Eco-anxiety: The link between mental health and climate change

The connection between mental health and climate change.
The connection between mental health and climate change. Photo credit: Getty

Millennials are suffering from 'eco-anxiety', research has found.

A poll conducted in the US earlier this year found "negative news stories about the environment" affected the emotiponal wellbeing of 72 percent of Millennials, but only 57 percent of those aged over 45.

And a recent report from the American Psychological Association said Millennials feel stressed and powerless as a result of the current state of the planet and the challenges of saving it, and are facing uncertainty and denial as they try and negotiate how to deal with it. 

It quoted a study saying climate change-related disaster news coverage triggered anxiety in up to 40 percent of people.

The report also looked at how climate change has affected people's general mental health across the world, finding the most high-risk areas being that of indigenous, farming and low-income communities.

How global climate change impacts mental health.
How global climate change impacts mental health. Photo credit: APA

In one particularly extreme case, professor of psychology and environmental studies at the University of Victoria, Dr Robert Gifford, said a teenage boy in Australia saw the effects of drought where he lived and to avoid contributing to it, he refused to drink water.

"That's kind of the poster child, if you will, for extreme eco-anxiety."

For indigenous communities, the loss of their homes as a result of climate change can mean a loss of tradition and cultural practices and identity.

"In Alaska, for example, some native Alaskans have seen their villages literally vanish due to the thawing permafrost, and others are facing a similar outcome in the near future," the report states.

A closer look at the Inuit people in Canada showed real stress around losing their community.

"We are people of the sea ice.

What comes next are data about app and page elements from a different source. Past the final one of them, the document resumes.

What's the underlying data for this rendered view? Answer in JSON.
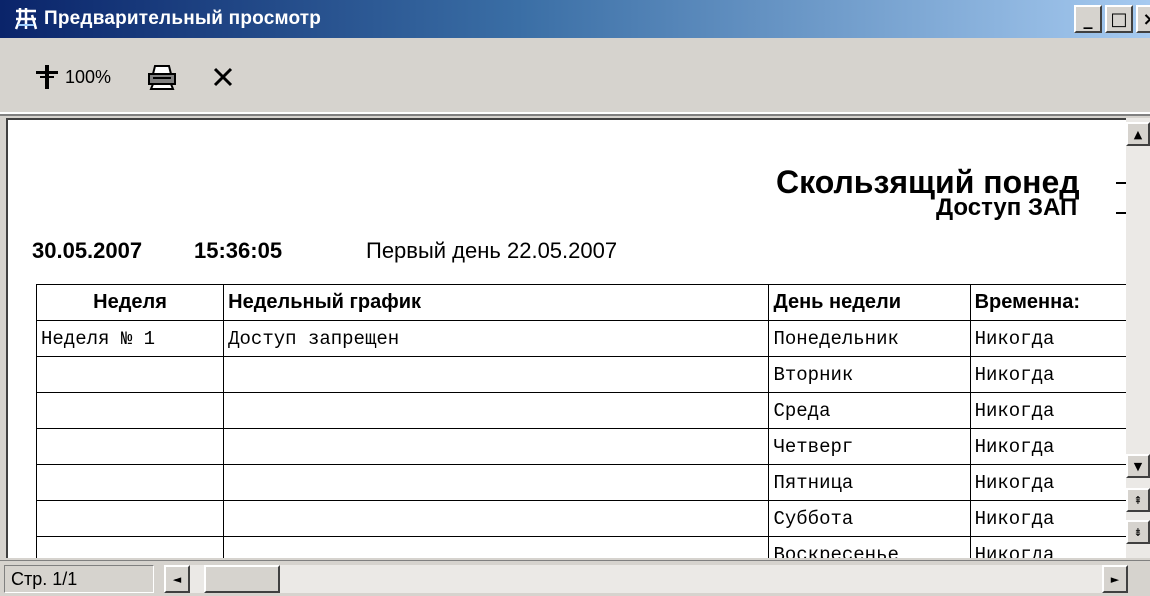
{
  "window": {
    "title": "Предварительный просмотр",
    "minimize_label": "_",
    "maximize_label": "□",
    "close_label": "×"
  },
  "toolbar": {
    "zoom_label": "100%"
  },
  "report": {
    "title": "Скользящий понед",
    "subtitle": "Доступ ЗАП",
    "date": "30.05.2007",
    "time": "15:36:05",
    "first_day": "Первый день 22.05.2007",
    "columns": [
      "Неделя",
      "Недельный график",
      "День недели",
      "Временна:"
    ],
    "rows": [
      [
        "Неделя № 1",
        "Доступ запрещен",
        "Понедельник",
        "Никогда"
      ],
      [
        "",
        "",
        "Вторник",
        "Никогда"
      ],
      [
        "",
        "",
        "Среда",
        "Никогда"
      ],
      [
        "",
        "",
        "Четверг",
        "Никогда"
      ],
      [
        "",
        "",
        "Пятница",
        "Никогда"
      ],
      [
        "",
        "",
        "Суббота",
        "Никогда"
      ],
      [
        "",
        "",
        "Воскресенье",
        "Никогда"
      ]
    ]
  },
  "status": {
    "page": "Стр. 1/1"
  }
}
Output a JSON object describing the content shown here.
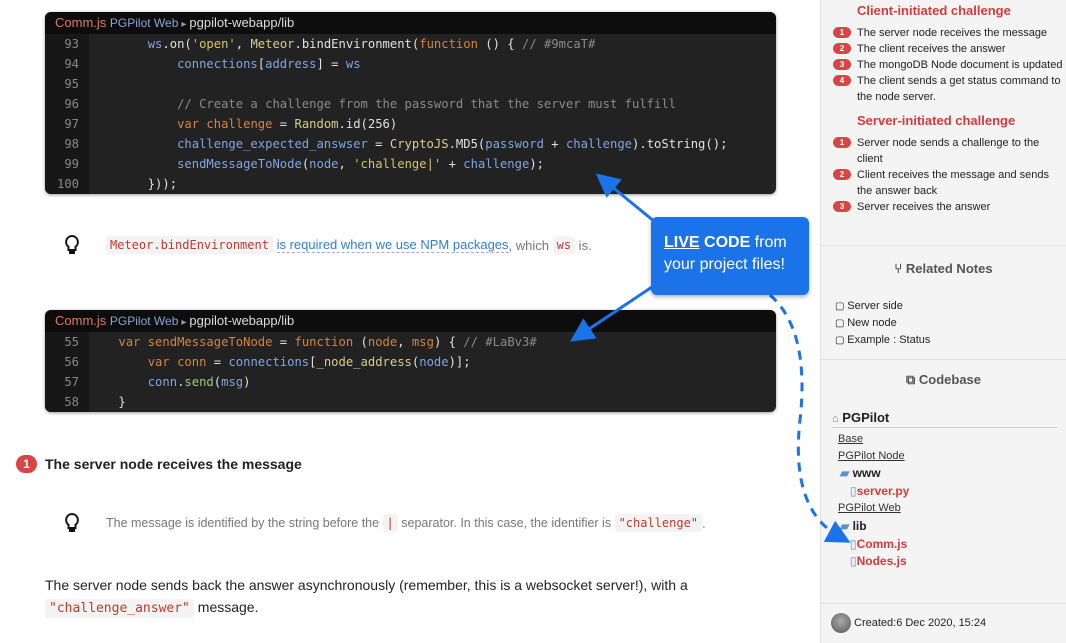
{
  "code_blocks": [
    {
      "file": "Comm.js",
      "project": "PGPilot Web",
      "path": "pgpilot-webapp/lib",
      "lines": [
        {
          "n": "93",
          "t": [
            [
              "        ",
              "w"
            ],
            [
              "ws",
              "i"
            ],
            [
              ".on(",
              "w"
            ],
            [
              "'open'",
              "s2"
            ],
            [
              ", ",
              "w"
            ],
            [
              "Meteor",
              "y"
            ],
            [
              ".bindEnvironment(",
              "w"
            ],
            [
              "function",
              "k"
            ],
            [
              " () { ",
              "w"
            ],
            [
              "// #9mcaT#",
              "c"
            ]
          ]
        },
        {
          "n": "94",
          "t": [
            [
              "            ",
              "w"
            ],
            [
              "connections",
              "i"
            ],
            [
              "[",
              "w"
            ],
            [
              "address",
              "i"
            ],
            [
              "] = ",
              "w"
            ],
            [
              "ws",
              "i"
            ]
          ]
        },
        {
          "n": "95",
          "t": []
        },
        {
          "n": "96",
          "t": [
            [
              "            ",
              "w"
            ],
            [
              "// Create a challenge from the password that the server must fulfill",
              "c"
            ]
          ]
        },
        {
          "n": "97",
          "t": [
            [
              "            ",
              "w"
            ],
            [
              "var",
              "k"
            ],
            [
              " ",
              "w"
            ],
            [
              "challenge",
              "k"
            ],
            [
              " = ",
              "w"
            ],
            [
              "Random",
              "y"
            ],
            [
              ".id(",
              "w"
            ],
            [
              "256",
              "w"
            ],
            [
              ")",
              "w"
            ]
          ]
        },
        {
          "n": "98",
          "t": [
            [
              "            ",
              "w"
            ],
            [
              "challenge_expected_answser",
              "i"
            ],
            [
              " = ",
              "w"
            ],
            [
              "CryptoJS",
              "y"
            ],
            [
              ".MD5(",
              "w"
            ],
            [
              "password",
              "i"
            ],
            [
              " + ",
              "w"
            ],
            [
              "challenge",
              "i"
            ],
            [
              ").toString();",
              "w"
            ]
          ]
        },
        {
          "n": "99",
          "t": [
            [
              "            ",
              "w"
            ],
            [
              "sendMessageToNode",
              "i"
            ],
            [
              "(",
              "w"
            ],
            [
              "node",
              "i"
            ],
            [
              ", ",
              "w"
            ],
            [
              "'challenge|'",
              "s2"
            ],
            [
              " + ",
              "w"
            ],
            [
              "challenge",
              "i"
            ],
            [
              ");",
              "w"
            ]
          ]
        },
        {
          "n": "100",
          "t": [
            [
              "        ",
              "w"
            ],
            [
              "}));",
              "w"
            ]
          ]
        }
      ]
    },
    {
      "file": "Comm.js",
      "project": "PGPilot Web",
      "path": "pgpilot-webapp/lib",
      "lines": [
        {
          "n": "55",
          "t": [
            [
              "    ",
              "w"
            ],
            [
              "var",
              "k"
            ],
            [
              " ",
              "w"
            ],
            [
              "sendMessageToNode",
              "k"
            ],
            [
              " = ",
              "w"
            ],
            [
              "function",
              "k"
            ],
            [
              " (",
              "w"
            ],
            [
              "node",
              "k"
            ],
            [
              ", ",
              "w"
            ],
            [
              "msg",
              "k"
            ],
            [
              ") { ",
              "w"
            ],
            [
              "// #LaBv3#",
              "c"
            ]
          ]
        },
        {
          "n": "56",
          "t": [
            [
              "        ",
              "w"
            ],
            [
              "var",
              "k"
            ],
            [
              " ",
              "w"
            ],
            [
              "conn",
              "k"
            ],
            [
              " = ",
              "w"
            ],
            [
              "connections",
              "i"
            ],
            [
              "[",
              "w"
            ],
            [
              "_node_address",
              "y"
            ],
            [
              "(",
              "w"
            ],
            [
              "node",
              "i"
            ],
            [
              ")];",
              "w"
            ]
          ]
        },
        {
          "n": "57",
          "t": [
            [
              "        ",
              "w"
            ],
            [
              "conn",
              "i"
            ],
            [
              ".",
              "w"
            ],
            [
              "send",
              "g"
            ],
            [
              "(",
              "w"
            ],
            [
              "msg",
              "i"
            ],
            [
              ")",
              "w"
            ]
          ]
        },
        {
          "n": "58",
          "t": [
            [
              "    ",
              "w"
            ],
            [
              "}",
              "w"
            ]
          ]
        }
      ]
    }
  ],
  "tip1": {
    "code": "Meteor.bindEnvironment",
    "link": "is required when we use NPM packages",
    "mid": ", which ",
    "code2": "ws",
    "end": " is."
  },
  "step": {
    "num": "1",
    "title": "The server node receives the message"
  },
  "tip2": {
    "a": "The message is identified by the string before the ",
    "code": "|",
    "b": " separator. In this case, the identifier is ",
    "code2": "\"challenge\"",
    "c": "."
  },
  "para": {
    "a": "The server node sends back the answer asynchronously (remember, this is a websocket server!), with a",
    "code": "\"challenge_answer\"",
    "b": " message."
  },
  "callout": {
    "strong": "LIVE",
    "bold": " CODE",
    "rest": " from",
    "line2": "your project files!"
  },
  "sidebar": {
    "client_title": "Client-initiated challenge",
    "client_steps": [
      {
        "n": "1",
        "t": "The server node receives the message"
      },
      {
        "n": "2",
        "t": "The client receives the answer"
      },
      {
        "n": "3",
        "t": "The mongoDB Node document is updated"
      },
      {
        "n": "4",
        "t": "The client sends a get status command to the node server."
      }
    ],
    "server_title": "Server-initiated challenge",
    "server_steps": [
      {
        "n": "1",
        "t": "Server node sends a challenge to the client"
      },
      {
        "n": "2",
        "t": "Client receives the message and sends the answer back"
      },
      {
        "n": "3",
        "t": "Server receives the answer"
      }
    ],
    "related_title": "Related Notes",
    "related": [
      "Server side",
      "New node",
      "Example : Status"
    ],
    "codebase_title": "Codebase",
    "repo": "PGPilot",
    "tree": {
      "base": "Base",
      "node": "PGPilot Node",
      "www": "www",
      "server": "server.py",
      "web": "PGPilot Web",
      "lib": "lib",
      "comm": "Comm.js",
      "nodes": "Nodes.js"
    },
    "created": "Created:6 Dec 2020, 15:24"
  },
  "colors": {
    "accent": "#d63a3a",
    "callout": "#1a73e8"
  }
}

If there's no more sea ice, how can we be people of the sea ice?" one said.

Following natural disasters such as Hurricane Katrina, 49 percent of people developed an anxiety or mood disorder.

As the effects of climate change get progressively worse, anxieties and stress only gets worse.